» **Task statement**:
Gather, from the listing beneath this task, every line holding the string "Blocking".

= = = = =

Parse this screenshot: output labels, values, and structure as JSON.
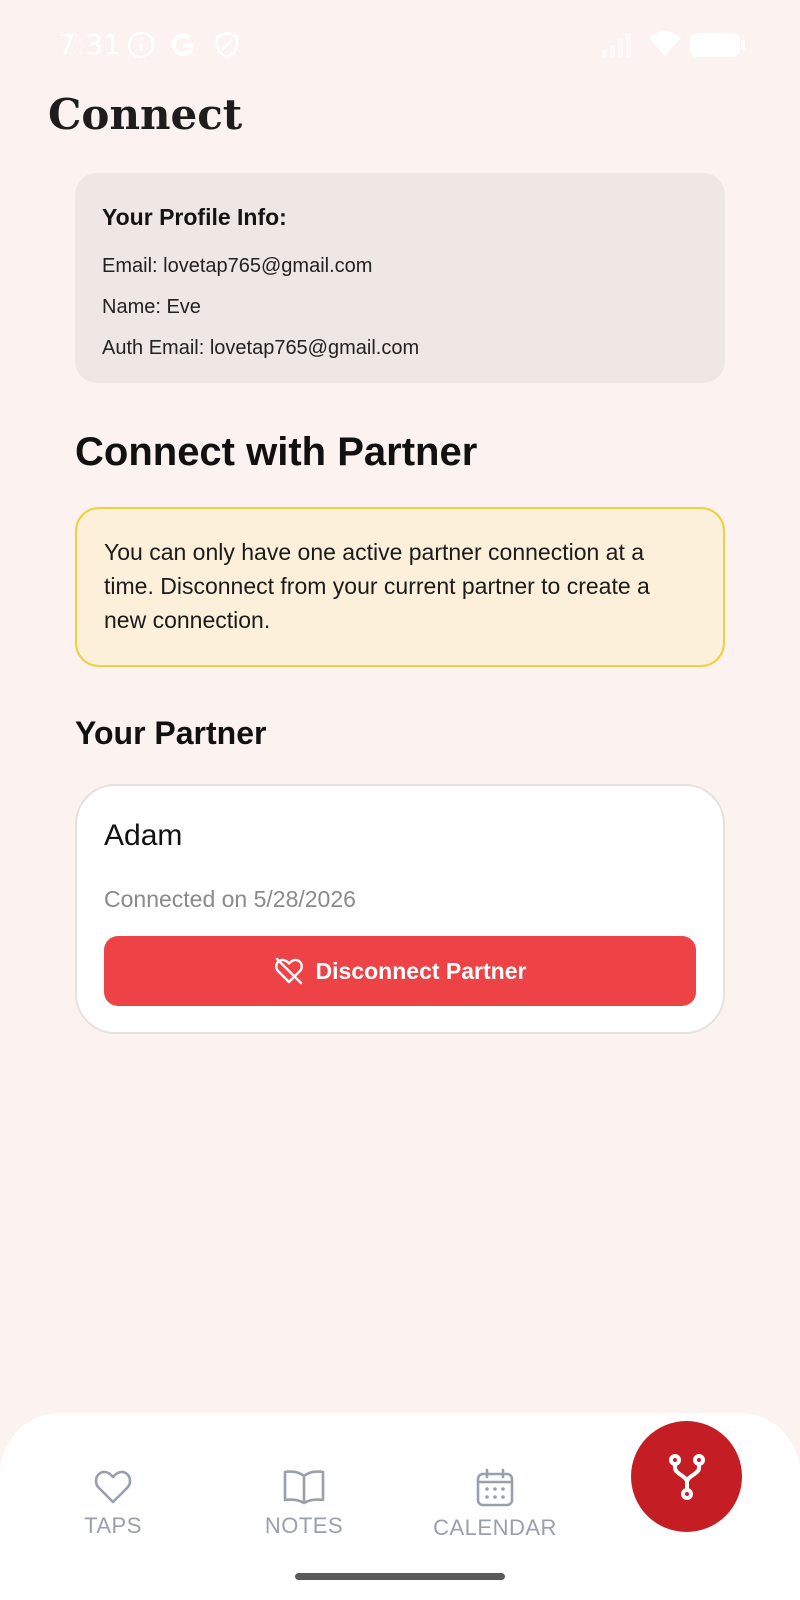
{
  "status_bar": {
    "time": "7:31",
    "icons": [
      "info-icon",
      "google-icon",
      "shield-icon",
      "signal-icon",
      "wifi-icon",
      "battery-icon"
    ]
  },
  "page": {
    "title": "Connect"
  },
  "profile": {
    "title": "Your Profile Info:",
    "email": "Email: lovetap765@gmail.com",
    "name": "Name: Eve",
    "auth_email": "Auth Email: lovetap765@gmail.com"
  },
  "connect": {
    "heading": "Connect with Partner",
    "notice": "You can only have one active partner connection at a time. Disconnect from your current partner to create a new connection."
  },
  "partner": {
    "heading": "Your Partner",
    "name": "Adam",
    "connected_on": "Connected on 5/28/2026",
    "disconnect_label": "Disconnect Partner"
  },
  "bottom_nav": {
    "items": [
      {
        "label": "TAPS",
        "icon": "heart-icon"
      },
      {
        "label": "NOTES",
        "icon": "book-icon"
      },
      {
        "label": "CALENDAR",
        "icon": "calendar-icon"
      }
    ],
    "active_icon": "fork-icon"
  },
  "colors": {
    "background": "#fcf3f0",
    "accent": "#c41e24",
    "disconnect": "#ee4346",
    "notice_bg": "#fcf0da",
    "notice_border": "#f2cf3d",
    "nav_inactive": "#9a9fae"
  }
}
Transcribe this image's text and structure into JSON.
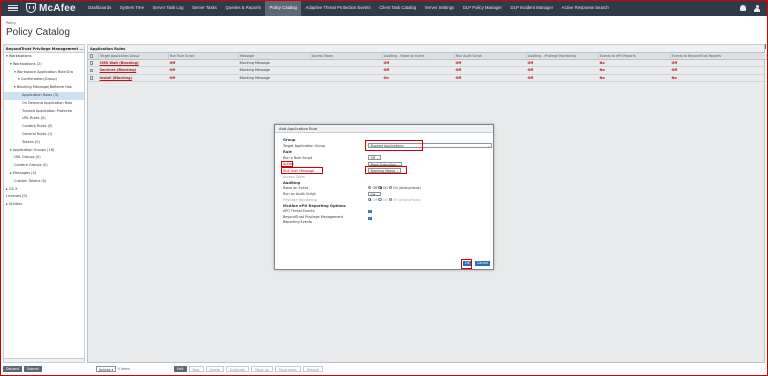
{
  "nav": {
    "logo": "McAfee",
    "items": [
      "Dashboards",
      "System Tree",
      "Server Task Log",
      "Server Tasks",
      "Queries & Reports",
      "Policy Catalog",
      "Adaptive Threat Protection Events",
      "Client Task Catalog",
      "Server Settings",
      "DLP Policy Manager",
      "DLP Incident Manager",
      "Active Response Search"
    ],
    "active_index": 5
  },
  "breadcrumb": "Policy",
  "page_title": "Policy Catalog",
  "page_counter": "Policy Mark",
  "tree": {
    "header": "BeyondTrust Privilege Management ...",
    "items": [
      {
        "label": "▾ Workstations",
        "indent": 0
      },
      {
        "label": "▾ Workstations (2)",
        "indent": 1
      },
      {
        "label": "▾ Workspace Application Rule(Gro",
        "indent": 2
      },
      {
        "label": "▾ Confirmation(Group)",
        "indent": 3
      },
      {
        "label": "▾ Blocking Message(Beflame Has",
        "indent": 2,
        "selected": true
      },
      {
        "label": "Application Rules (3)",
        "indent": 4,
        "selected": true
      },
      {
        "label": "On Demand Application Rule",
        "indent": 4
      },
      {
        "label": "Trusted Application Protectio",
        "indent": 4
      },
      {
        "label": "URL Rules (0)",
        "indent": 4
      },
      {
        "label": "Content Rules (0)",
        "indent": 4
      },
      {
        "label": "General Rules (1)",
        "indent": 4
      },
      {
        "label": "Tokens (0)",
        "indent": 4
      },
      {
        "label": "▾ Application Groups (16)",
        "indent": 1
      },
      {
        "label": "URL Groups (0)",
        "indent": 2
      },
      {
        "label": "Content Groups (0)",
        "indent": 2
      },
      {
        "label": "▸ Messages (4)",
        "indent": 1
      },
      {
        "label": "Custom Tokens (0)",
        "indent": 2
      },
      {
        "label": "▸ OS X",
        "indent": 0
      },
      {
        "label": "Licenses (0)",
        "indent": 0
      },
      {
        "label": "▸ Utilities",
        "indent": 0
      }
    ]
  },
  "main": {
    "header": "Application Rules",
    "columns": [
      "",
      "Target Application Group",
      "Run Rule Script",
      "Message",
      "Access Token",
      "Auditing - Raise an Event",
      "Run Audit Script",
      "Auditing - Privilege Monitoring",
      "Events to ePO Reports",
      "Events to BeyondTrust Reports"
    ],
    "rows": [
      [
        "",
        "CMD Wait (Blocking)",
        "Off",
        "Blocking Message",
        "",
        "Off",
        "Off",
        "Off",
        "No",
        "Off"
      ],
      [
        "",
        "Services (Blocking)",
        "Off",
        "Blocking Message",
        "",
        "Off",
        "Off",
        "Off",
        "No",
        "Off"
      ],
      [
        "",
        "Install (Blocking)",
        "Off",
        "Blocking Message",
        "",
        "On",
        "Off",
        "Off",
        "No",
        "No"
      ]
    ]
  },
  "bottom": {
    "left_buttons": [
      "Discard",
      "Submit"
    ],
    "select": "Actions",
    "select_suffix": "0 items",
    "edit": "Edit",
    "ghost_buttons": [
      "New",
      "Delete",
      "Duplicate",
      "Move up",
      "Move down",
      "Refresh"
    ]
  },
  "modal": {
    "title": "Add Application Rule",
    "group_heading": "Group",
    "target_label": "Target Application Group",
    "target_value": "Blocked Applications",
    "rule_heading": "Rule",
    "run_rule_script_label": "Run a Rule Script",
    "run_rule_script_value": "Off",
    "action_label": "Action",
    "action_value": "Block Execution",
    "end_user_msg_label": "End User Message",
    "end_user_msg_value": "Blocking Messa",
    "access_token_label": "Access Token",
    "auditing_heading": "Auditing",
    "raise_event_label": "Raise an Event",
    "raise_event_options": [
      "Off",
      "On",
      "On (Anonymous)"
    ],
    "run_audit_label": "Run an Audit Script",
    "run_audit_value": "Off",
    "priv_mon_label": "Privilege Monitoring",
    "priv_mon_options": [
      "Off",
      "On",
      "On (Anonymous)"
    ],
    "epo_heading": "McAfee ePO Reporting Options",
    "epo_threat_label": "ePO Threat Events",
    "bt_reporting_label_1": "BeyondTrust Privilege Management",
    "bt_reporting_label_2": "Reporting Events",
    "ok": "OK",
    "cancel": "Cancel"
  },
  "colors": {
    "nav_bg": "#2f3b48",
    "highlight": "#d40000",
    "primary": "#2b6fb6",
    "rule_text": "#c40000"
  }
}
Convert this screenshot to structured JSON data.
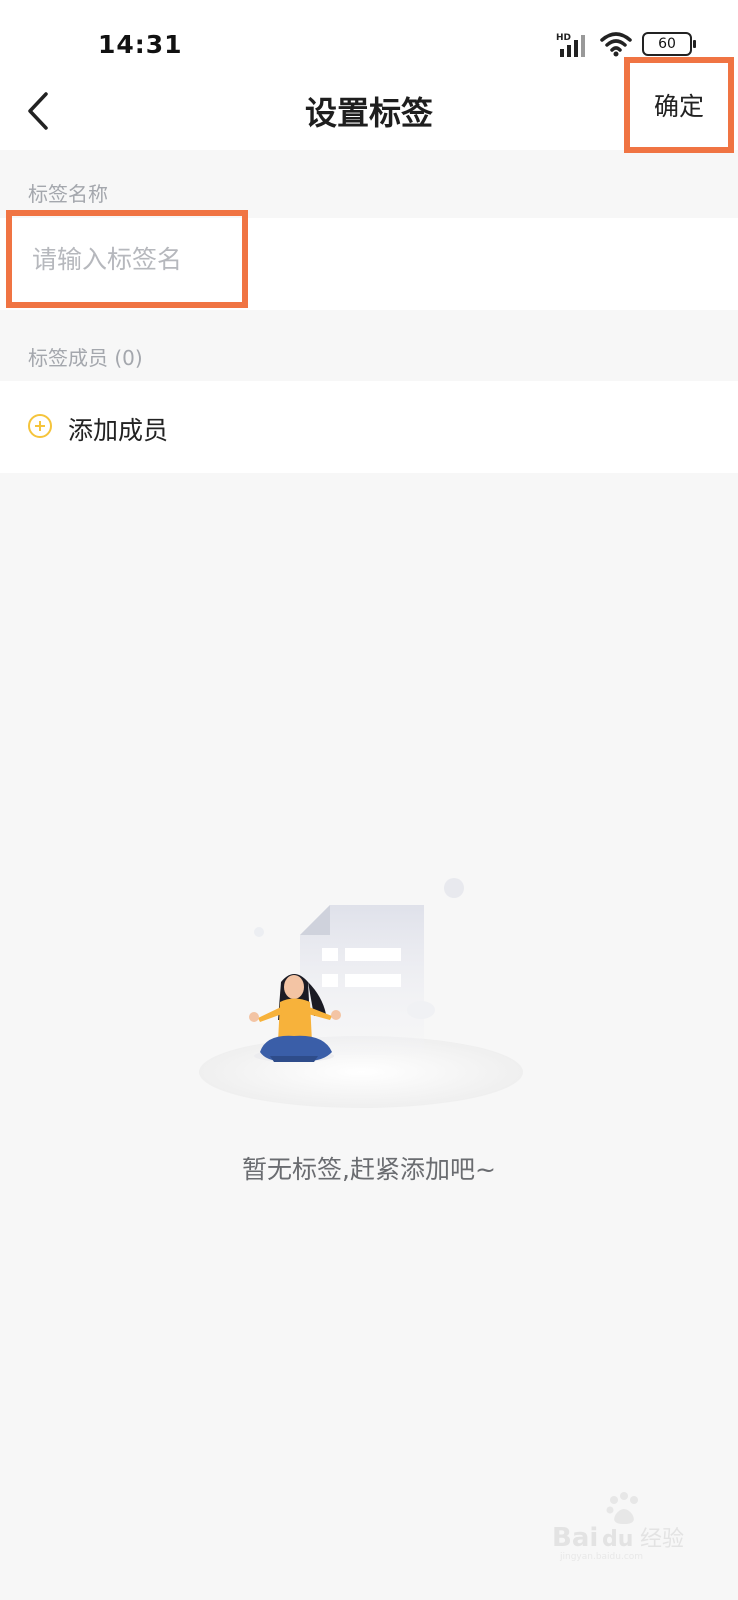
{
  "status_bar": {
    "time": "14:31",
    "battery": "60",
    "network_badge": "HD"
  },
  "nav": {
    "title": "设置标签",
    "confirm_label": "确定"
  },
  "tag_name_section": {
    "label": "标签名称",
    "input_placeholder": "请输入标签名",
    "input_value": ""
  },
  "members_section": {
    "label": "标签成员 (0)",
    "add_member_label": "添加成员"
  },
  "empty_state": {
    "message": "暂无标签,赶紧添加吧~"
  },
  "watermark": {
    "text": "Baidu经验",
    "subtext": "jingyan.baidu.com"
  },
  "colors": {
    "highlight": "#f07443",
    "accent": "#f5c43b",
    "background": "#f7f7f7"
  }
}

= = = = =

» **Answer area**:
        "label": "▾ Blocking Message(Beflame Has",
        "CMD Wait (Blocking)",
        "Blocking Message",
        "Services (Blocking)",
        "Blocking Message",
        "Install (Blocking)",
        "Blocking Message",
    "end_user_msg_value": "Blocking Messa",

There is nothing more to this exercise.